2. The operating switches mounted on the turn signal stalk. Before 1985 these had four wires, but in 1985 two more were added, putting it in series with the release switches on the pedals. This enables the "coast" feature, which I detail the wiring involved in my swapping the cruise control switch file.

3. The vacuum pump under the hood, mounted under or over the sheet metal next to the brake booster.

4. The vacuum operated servo device mounted to the side of the head that actuates the throttle via an adjustable rod. It has been reported that these rods fall off every 150,000 miles and jam up the throttle mechanism, usually in heavy traffic. They shouldn't because they have a little pin that snaps in them to hold them in place - which is never there on used cars!

5. The dual switches on the brake and clutch pedal, electrical and vacuum serve to disengage the cruise control. These get filthy and stop closing the electrical circuit properly.

6. The inductive speed sensor pickup mounted in the back of the speedometer, which doesn't seem to go bad but is easy to swap out.

7. The brake light switch is peripherally bound in by the wiring that goes from the cruise system to the brake lights.

A block diagram of the system is provided in another file so it can be printed easily without all this verbiage.

The first thing to do when your cruise control starts acting up is replace all the vacuum hoses. Why do it half right? At least one is bound to be leaking, and the others probably aren't far behind, especially the portions in the engine compartment.

The pedal switches are the next target. Mine became very touchy, to the point that when driving over a bump they would deactivate the cruise control. These switches are a pain to adjust due to their location. They should be closed, i.e. read zero ohms and not leak vacuum, when the pedals are at rest. Don't screw the brake pedal one in too far or it will move the pedal slightly and cause the brake light switch to turn on the brake lights! I recently cleaned the heck out of them, while observing a meter measuring their resistance. They went from a closed reading in the 50 to 200 ohm range, which could easily open with the tiniest motion of the switch button, to a nice solid reading of below 0.5 ohms each, good for the entire last 1/16 inch or so of travel. To clean them you spray an electrical contact cleaner into them and operate them a bunch of times.

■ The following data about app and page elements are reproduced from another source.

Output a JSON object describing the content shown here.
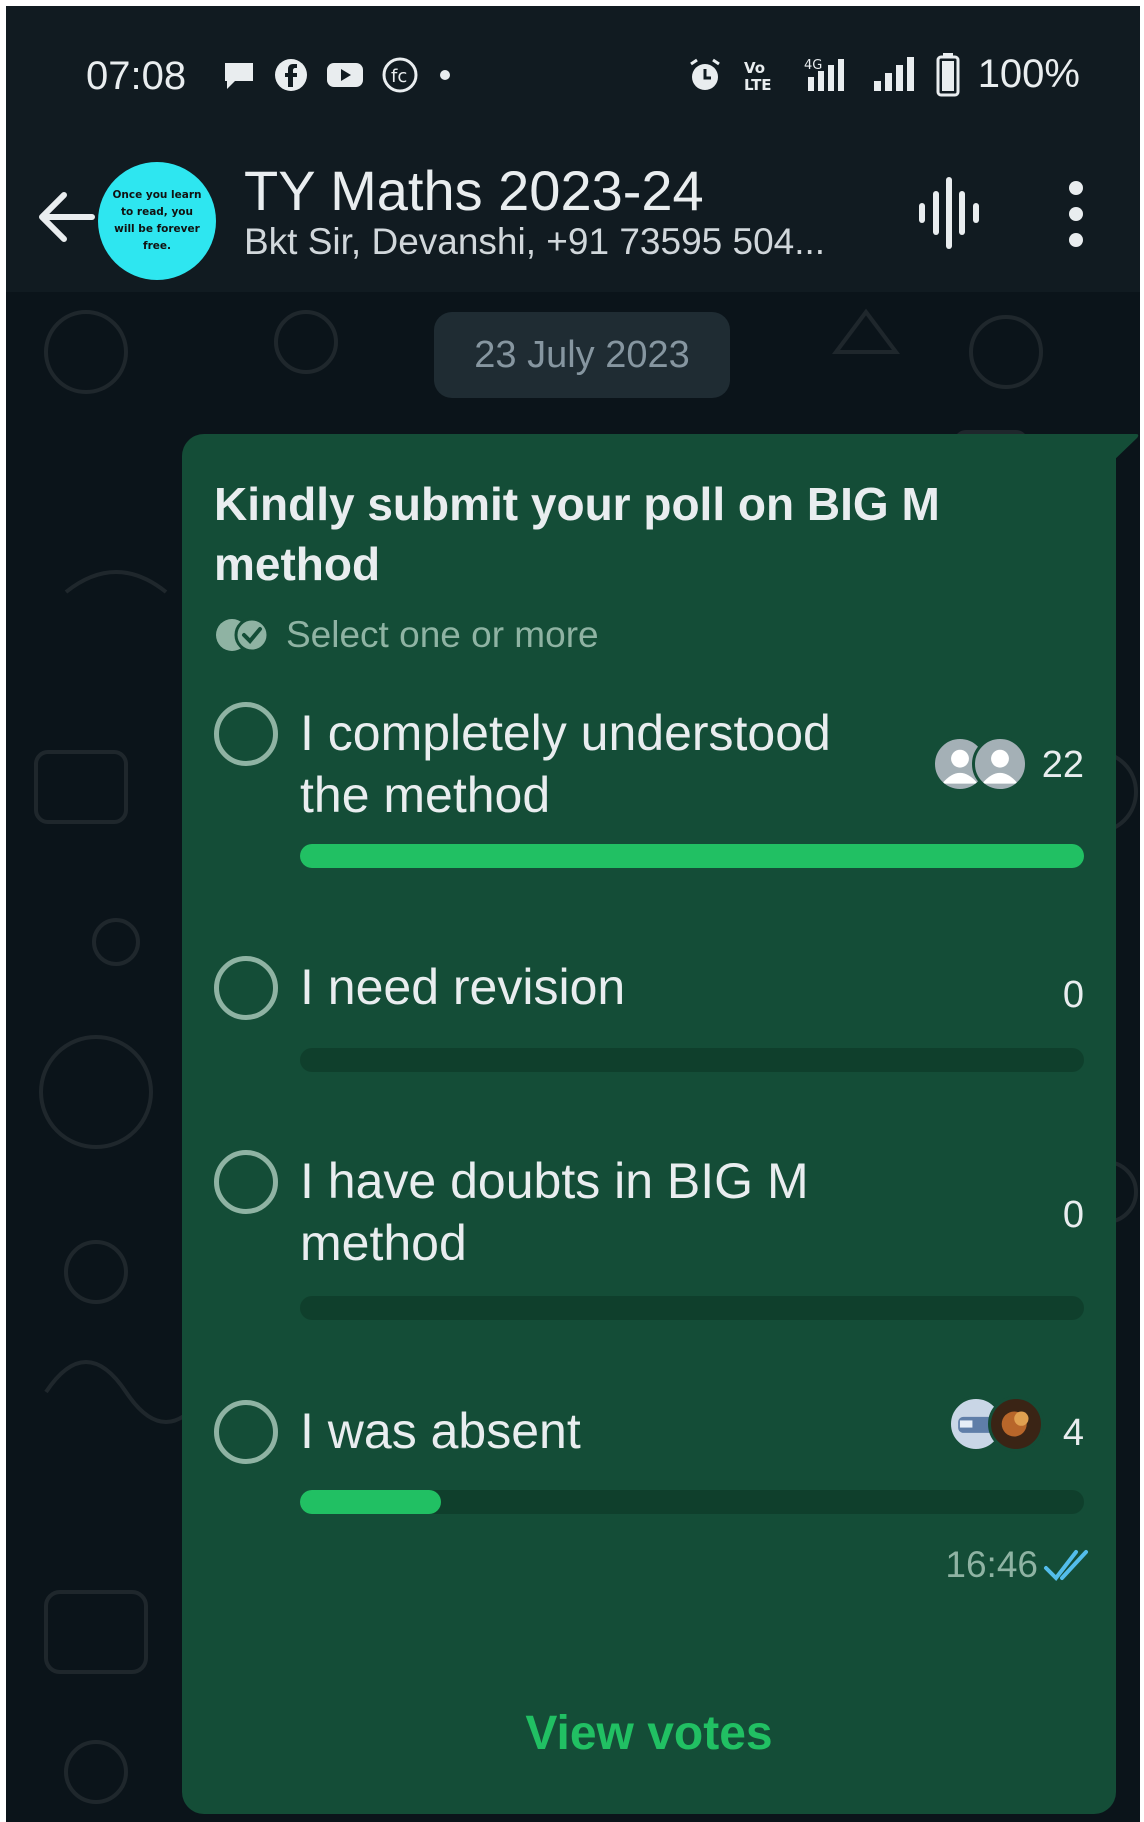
{
  "status_bar": {
    "time": "07:08",
    "battery": "100%",
    "icons": [
      "chat-bubble-icon",
      "facebook-icon",
      "youtube-icon",
      "app-icon",
      "dot-icon",
      "alarm-icon",
      "volte-icon",
      "4g-signal-icon",
      "signal-icon",
      "battery-icon"
    ]
  },
  "header": {
    "title": "TY Maths 2023-24",
    "members": "Bkt Sir, Devanshi, +91 73595 504...",
    "avatar_text": "Once you learn to read, you will be forever free."
  },
  "chat": {
    "date_chip": "23 July 2023"
  },
  "poll": {
    "question": "Kindly submit your poll on BIG M method",
    "hint": "Select one or more",
    "options": [
      {
        "label": "I completely understood the method",
        "count": "22",
        "fraction": 1.0
      },
      {
        "label": "I need revision",
        "count": "0",
        "fraction": 0.0
      },
      {
        "label": "I have doubts in BIG M method",
        "count": "0",
        "fraction": 0.0
      },
      {
        "label": "I was absent",
        "count": "4",
        "fraction": 0.18
      }
    ],
    "time": "16:46",
    "view_votes": "View votes"
  },
  "colors": {
    "bubble": "#144d37",
    "accent": "#21c063",
    "background": "#0b141a",
    "header": "#111b21"
  }
}
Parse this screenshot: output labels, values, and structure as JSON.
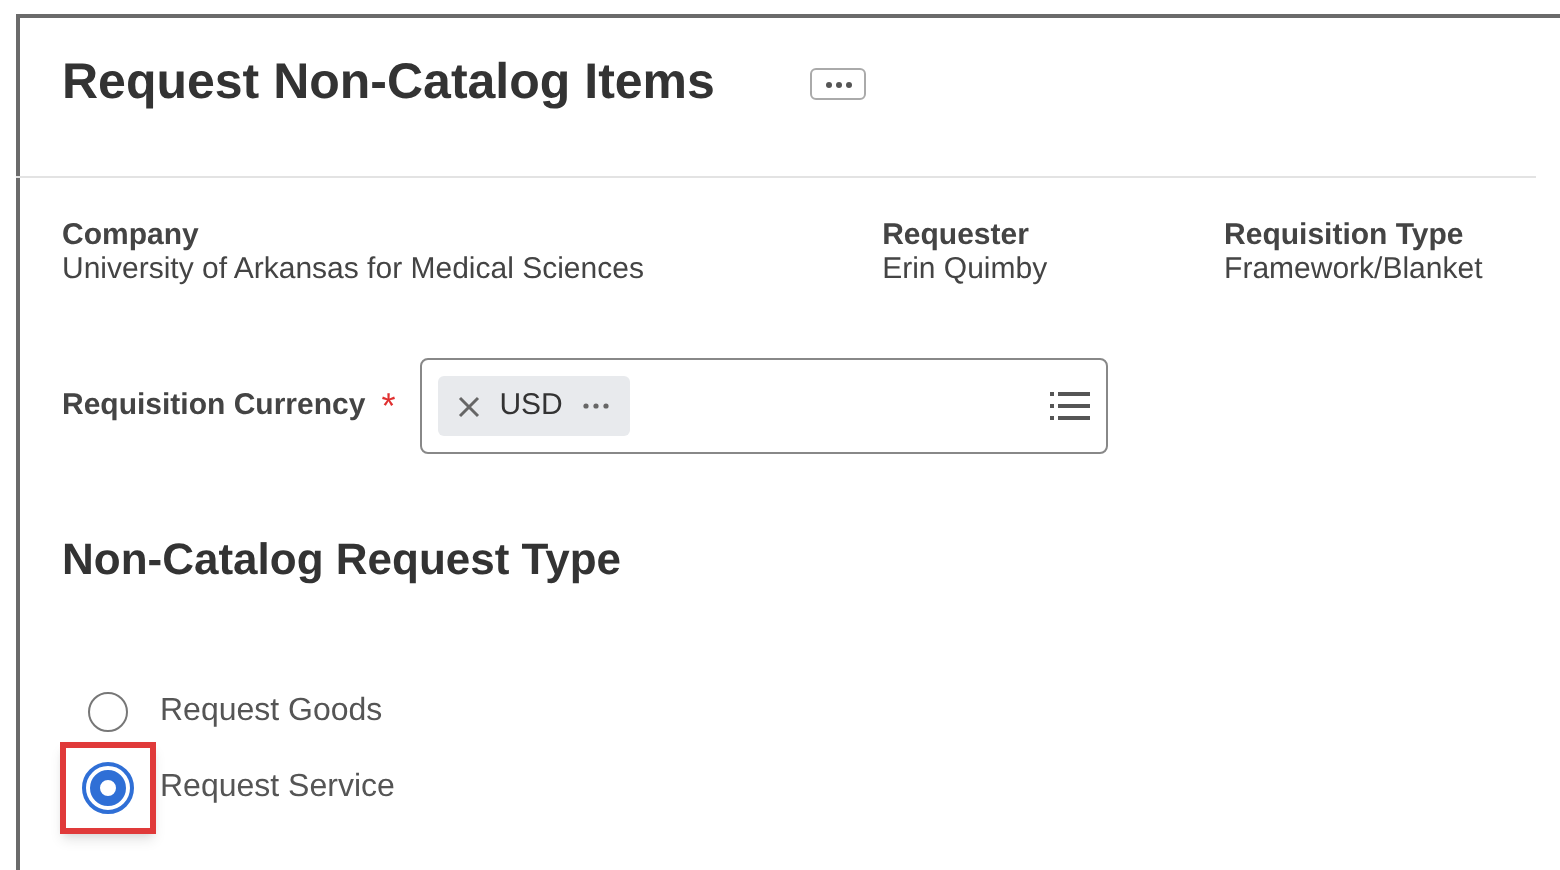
{
  "page": {
    "title": "Request Non-Catalog Items"
  },
  "fields": [
    {
      "label": "Company",
      "value": "University of Arkansas for Medical Sciences"
    },
    {
      "label": "Requester",
      "value": "Erin Quimby"
    },
    {
      "label": "Requisition Type",
      "value": "Framework/Blanket"
    }
  ],
  "currency": {
    "label": "Requisition Currency",
    "required": true,
    "required_mark": "*",
    "tokens": [
      {
        "text": "USD"
      }
    ]
  },
  "request_type": {
    "heading": "Non-Catalog Request Type",
    "options": [
      {
        "label": "Request Goods",
        "selected": false,
        "highlighted": false
      },
      {
        "label": "Request Service",
        "selected": true,
        "highlighted": true
      }
    ]
  }
}
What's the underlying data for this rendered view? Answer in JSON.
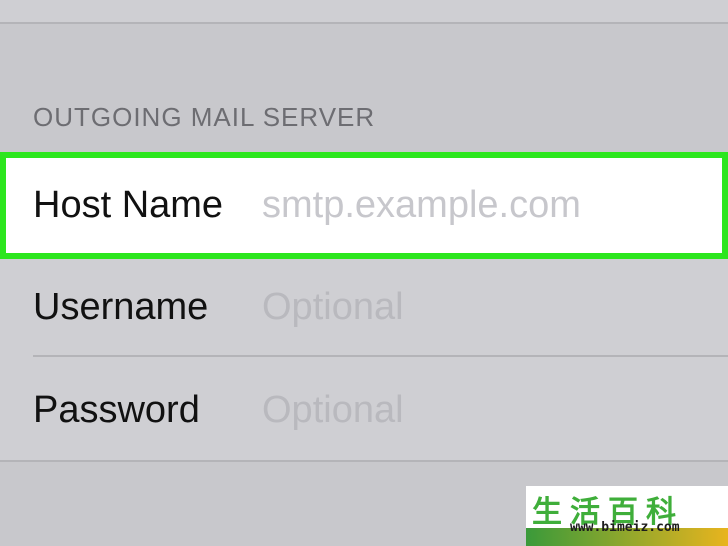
{
  "section": {
    "header": "OUTGOING MAIL SERVER"
  },
  "fields": [
    {
      "label": "Host Name",
      "placeholder": "smtp.example.com",
      "value": ""
    },
    {
      "label": "Username",
      "placeholder": "Optional",
      "value": ""
    },
    {
      "label": "Password",
      "placeholder": "Optional",
      "value": ""
    }
  ],
  "highlight": {
    "color": "#2ce61e",
    "field_index": 0
  },
  "watermark": {
    "title": "生活百科",
    "url": "www.bimeiz.com"
  }
}
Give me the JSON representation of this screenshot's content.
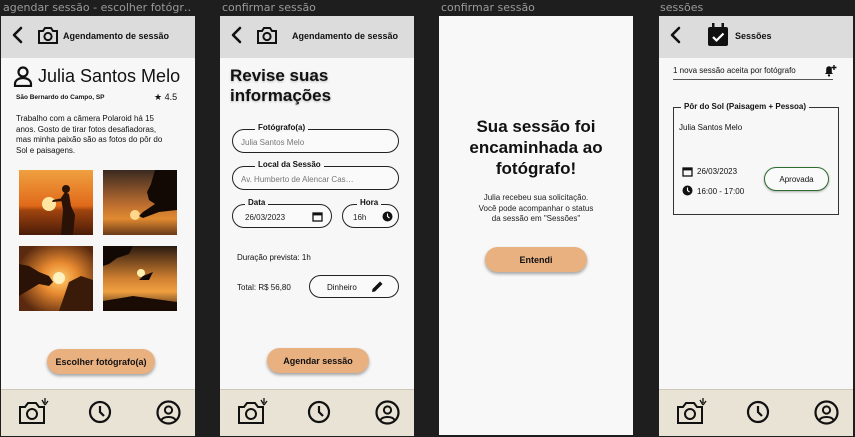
{
  "frame_labels": [
    "agendar sessão - escolher fotógr…",
    "confirmar sessão",
    "confirmar sessão",
    "sessões"
  ],
  "f1": {
    "title": "Agendamento de sessão",
    "photographer_name": "Julia Santos Melo",
    "location": "São Bernardo do Campo, SP",
    "rating": "4.5",
    "bio": [
      "Trabalho com a câmera Polaroid há 15",
      "anos. Gosto de tirar fotos desafiadoras,",
      "mas minha paixão são as fotos do pôr do",
      "Sol e paisagens."
    ],
    "choose_button": "Escolher fotógrafo(a)"
  },
  "f2": {
    "title": "Agendamento de sessão",
    "heading_line1": "Revise suas",
    "heading_line2": "informações",
    "photographer_label": "Fotógrafo(a)",
    "photographer_value": "Julia Santos Melo",
    "place_label": "Local da Sessão",
    "place_value": "Av. Humberto de Alencar Cas…",
    "date_label": "Data",
    "date_value": "26/03/2023",
    "time_label": "Hora",
    "time_value": "16h",
    "duration": "Duração prevista: 1h",
    "total": "Total: R$ 56,80",
    "payment": "Dinheiro",
    "schedule_button": "Agendar sessão"
  },
  "f3": {
    "heading": [
      "Sua sessão foi",
      "encaminhada ao",
      "fotógrafo!"
    ],
    "message": [
      "Julia recebeu sua solicitação.",
      "Você pode acompanhar o status",
      "da sessão em \"Sessões\""
    ],
    "ok_button": "Entendi"
  },
  "f4": {
    "title": "Sessões",
    "notification": "1 nova sessão aceita por fotógrafo",
    "card_title": "Pôr do Sol (Paisagem + Pessoa)",
    "card_name": "Julia Santos Melo",
    "card_date": "26/03/2023",
    "card_time": "16:00 - 17:00",
    "status": "Aprovada",
    "status_color": "#2e6b2e"
  },
  "colors": {
    "header": "#dcdcdc",
    "nav": "#e9e3d5",
    "button": "#e9b080"
  }
}
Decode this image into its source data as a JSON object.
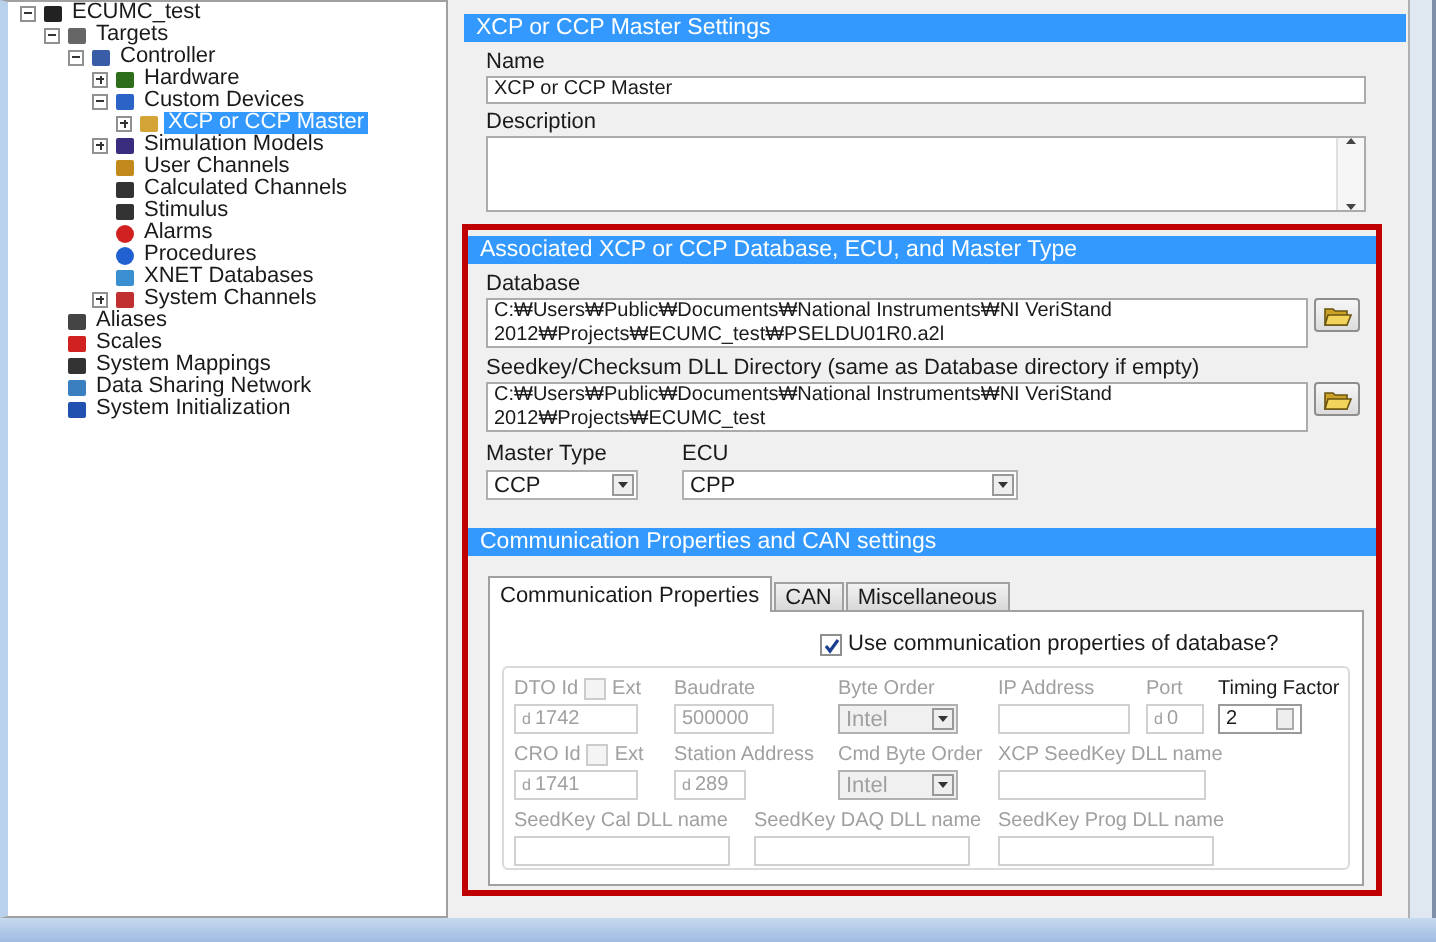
{
  "tree": [
    {
      "label": "ECUMC_test",
      "kind": "project",
      "expanded": true,
      "selected": false,
      "children": [
        {
          "label": "Targets",
          "kind": "targets",
          "expanded": true,
          "selected": false,
          "children": [
            {
              "label": "Controller",
              "kind": "controller",
              "expanded": true,
              "selected": false,
              "children": [
                {
                  "label": "Hardware",
                  "kind": "hardware",
                  "expanded": false,
                  "selected": false
                },
                {
                  "label": "Custom Devices",
                  "kind": "custom",
                  "expanded": true,
                  "selected": false,
                  "children": [
                    {
                      "label": "XCP or CCP Master",
                      "kind": "device",
                      "expanded": false,
                      "selected": true
                    }
                  ]
                },
                {
                  "label": "Simulation Models",
                  "kind": "models",
                  "expanded": false,
                  "selected": false
                },
                {
                  "label": "User Channels",
                  "kind": "user",
                  "selected": false
                },
                {
                  "label": "Calculated Channels",
                  "kind": "calc",
                  "selected": false
                },
                {
                  "label": "Stimulus",
                  "kind": "stimulus",
                  "selected": false
                },
                {
                  "label": "Alarms",
                  "kind": "alarms",
                  "selected": false
                },
                {
                  "label": "Procedures",
                  "kind": "procedures",
                  "selected": false
                },
                {
                  "label": "XNET Databases",
                  "kind": "xnet",
                  "selected": false
                },
                {
                  "label": "System Channels",
                  "kind": "syschan",
                  "expanded": false,
                  "selected": false
                }
              ]
            }
          ]
        },
        {
          "label": "Aliases",
          "kind": "aliases",
          "selected": false
        },
        {
          "label": "Scales",
          "kind": "scales",
          "selected": false
        },
        {
          "label": "System Mappings",
          "kind": "mappings",
          "selected": false
        },
        {
          "label": "Data Sharing Network",
          "kind": "network",
          "selected": false
        },
        {
          "label": "System Initialization",
          "kind": "init",
          "selected": false
        }
      ]
    }
  ],
  "settings": {
    "title": "XCP or CCP Master Settings",
    "name_label": "Name",
    "name_value": "XCP or CCP Master",
    "description_label": "Description"
  },
  "association": {
    "title": "Associated XCP or CCP Database, ECU, and Master Type",
    "database_label": "Database",
    "database_value": "C:₩Users₩Public₩Documents₩National Instruments₩NI VeriStand 2012₩Projects₩ECUMC_test₩PSELDU01R0.a2l",
    "seedkey_label": "Seedkey/Checksum DLL Directory (same as Database directory if empty)",
    "seedkey_value": "C:₩Users₩Public₩Documents₩National Instruments₩NI VeriStand 2012₩Projects₩ECUMC_test",
    "master_type_label": "Master Type",
    "master_type_value": "CCP",
    "ecu_label": "ECU",
    "ecu_value": "CPP"
  },
  "communication": {
    "title": "Communication Properties and CAN settings",
    "tabs": [
      {
        "label": "Communication Properties",
        "selected": true
      },
      {
        "label": "CAN",
        "selected": false
      },
      {
        "label": "Miscellaneous",
        "selected": false
      }
    ],
    "use_database": {
      "label": "Use communication properties of database?",
      "checked": true
    },
    "field_lines": [
      [
        {
          "label": "DTO Id",
          "kind": "numeric",
          "radix": "d",
          "value": "1742",
          "disabled": true,
          "ext": {
            "label": "Ext",
            "checked": false
          }
        },
        {
          "label": "Baudrate",
          "kind": "text",
          "value": "500000",
          "disabled": true
        },
        {
          "label": "Byte Order",
          "kind": "select",
          "value": "Intel",
          "disabled": true
        },
        {
          "label": "IP Address",
          "kind": "text",
          "disabled": true
        },
        {
          "label": "Port",
          "kind": "numeric",
          "radix": "d",
          "value": "0",
          "disabled": true
        },
        {
          "label": "Timing Factor",
          "kind": "spin",
          "value": "2",
          "disabled": false
        }
      ],
      [
        {
          "label": "CRO Id",
          "kind": "numeric",
          "radix": "d",
          "value": "1741",
          "disabled": true,
          "ext": {
            "label": "Ext",
            "checked": false
          }
        },
        {
          "label": "Station Address",
          "kind": "numeric",
          "radix": "d",
          "value": "289",
          "disabled": true
        },
        {
          "label": "Cmd Byte Order",
          "kind": "select",
          "value": "Intel",
          "disabled": true
        },
        {
          "label": "XCP SeedKey DLL name",
          "kind": "text",
          "disabled": true
        }
      ],
      [
        {
          "label": "SeedKey Cal DLL name",
          "kind": "text",
          "disabled": true
        },
        {
          "label": "SeedKey DAQ DLL name",
          "kind": "text",
          "disabled": true
        },
        {
          "label": "SeedKey Prog DLL name",
          "kind": "text",
          "disabled": true
        }
      ]
    ]
  }
}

I use Wurth "Contact OL", there are a few products around for this though.

You have to remove at least the cardboard cover under the dash to get at the pedal switches and associated vacuum lines. The brake light switch is the one without the vacuum line. Leave it alone. The cruise control switches are screwed into the frame that holds them, in a really cheesy way - the cast aluminum has a little steel insert that grabs the threads on the switch.

Another failure mode results from the brake light circuit. For some reason, the cruise control module runs a phantom ground through the brake light bulbs - if both are out the cruise control will not work at all. Is this a feature? Who can tell?

If replacing the vacuum lines and making sure the switches are good doesn't make your cruise control work again, you can follow the comprehensive testing procedure in the Bentley which I have condensed here to identify where your system is faulty.

(file to be completed later)

This great tidbit was posted to the list at audifans by Dan Houg on 3/23/00:

Suffering lousy cruise control, I looked at the usual split hoses, misadjusted switches, etc. It turns out a large part of the problem was weak vacuum from the pump. To fix this, I attached a length of hose onto the suction port, put the hose in a can of soapy water, and sucked the can dry by manually engaging the pump with 12v jumpers. Much salty road gunk came out from previous split hoses and the vacuum jumped from 3 inches to around 15-18!!